_What to produce_: Output each line of the listing exactly, though pictures are not to appear.

_Record extracts_:
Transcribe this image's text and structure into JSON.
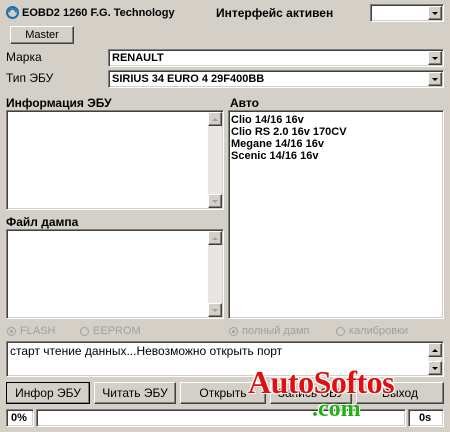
{
  "window": {
    "title": "EOBD2 1260 F.G. Technology",
    "status": "Интерфейс активен"
  },
  "interface_combo": {
    "value": ""
  },
  "master_button": "Master",
  "brand": {
    "label": "Марка",
    "value": "RENAULT"
  },
  "ecu_type": {
    "label": "Тип ЭБУ",
    "value": "SIRIUS 34 EURO 4 29F400BB"
  },
  "ecu_info": {
    "label": "Информация ЭБУ"
  },
  "dump_file": {
    "label": "Файл дампа"
  },
  "auto": {
    "label": "Авто",
    "items": [
      "Clio 14/16  16v",
      "Clio RS 2.0 16v 170CV",
      "Megane 14/16  16v",
      "Scenic 14/16  16v"
    ]
  },
  "memory_radios": {
    "flash": "FLASH",
    "eeprom": "EEPROM"
  },
  "dump_radios": {
    "full": "полный дамп",
    "calib": "калибровки"
  },
  "log": {
    "text": "старт чтение данных...Невозможно открыть порт"
  },
  "buttons": {
    "info": "Инфор ЭБУ",
    "read": "Читать ЭБУ",
    "open": "Открыть",
    "write": "Запись ЭБУ",
    "exit": "Выход"
  },
  "progress": {
    "percent_text": "0%",
    "value": 0,
    "time_text": "0s"
  },
  "watermark": {
    "line1": "AutoSoftos",
    "line2": ".com",
    "color": "#e01010",
    "domain_color": "#22b014"
  }
}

_Task answer_:
Transcribe this image's text and structure into JSON.
{
  "window": {
    "title": "EOBD2 1260 F.G. Technology",
    "status": "Интерфейс активен"
  },
  "interface_combo": {
    "value": ""
  },
  "master_button": "Master",
  "brand": {
    "label": "Марка",
    "value": "RENAULT"
  },
  "ecu_type": {
    "label": "Тип ЭБУ",
    "value": "SIRIUS 34 EURO 4 29F400BB"
  },
  "ecu_info": {
    "label": "Информация ЭБУ"
  },
  "dump_file": {
    "label": "Файл дампа"
  },
  "auto": {
    "label": "Авто",
    "items": [
      "Clio 14/16  16v",
      "Clio RS 2.0 16v 170CV",
      "Megane 14/16  16v",
      "Scenic 14/16  16v"
    ]
  },
  "memory_radios": {
    "flash": "FLASH",
    "eeprom": "EEPROM"
  },
  "dump_radios": {
    "full": "полный дамп",
    "calib": "калибровки"
  },
  "log": {
    "text": "старт чтение данных...Невозможно открыть порт"
  },
  "buttons": {
    "info": "Инфор ЭБУ",
    "read": "Читать ЭБУ",
    "open": "Открыть",
    "write": "Запись ЭБУ",
    "exit": "Выход"
  },
  "progress": {
    "percent_text": "0%",
    "value": 0,
    "time_text": "0s"
  },
  "watermark": {
    "line1": "AutoSoftos",
    "line2": ".com",
    "color": "#e01010",
    "domain_color": "#22b014"
  }
}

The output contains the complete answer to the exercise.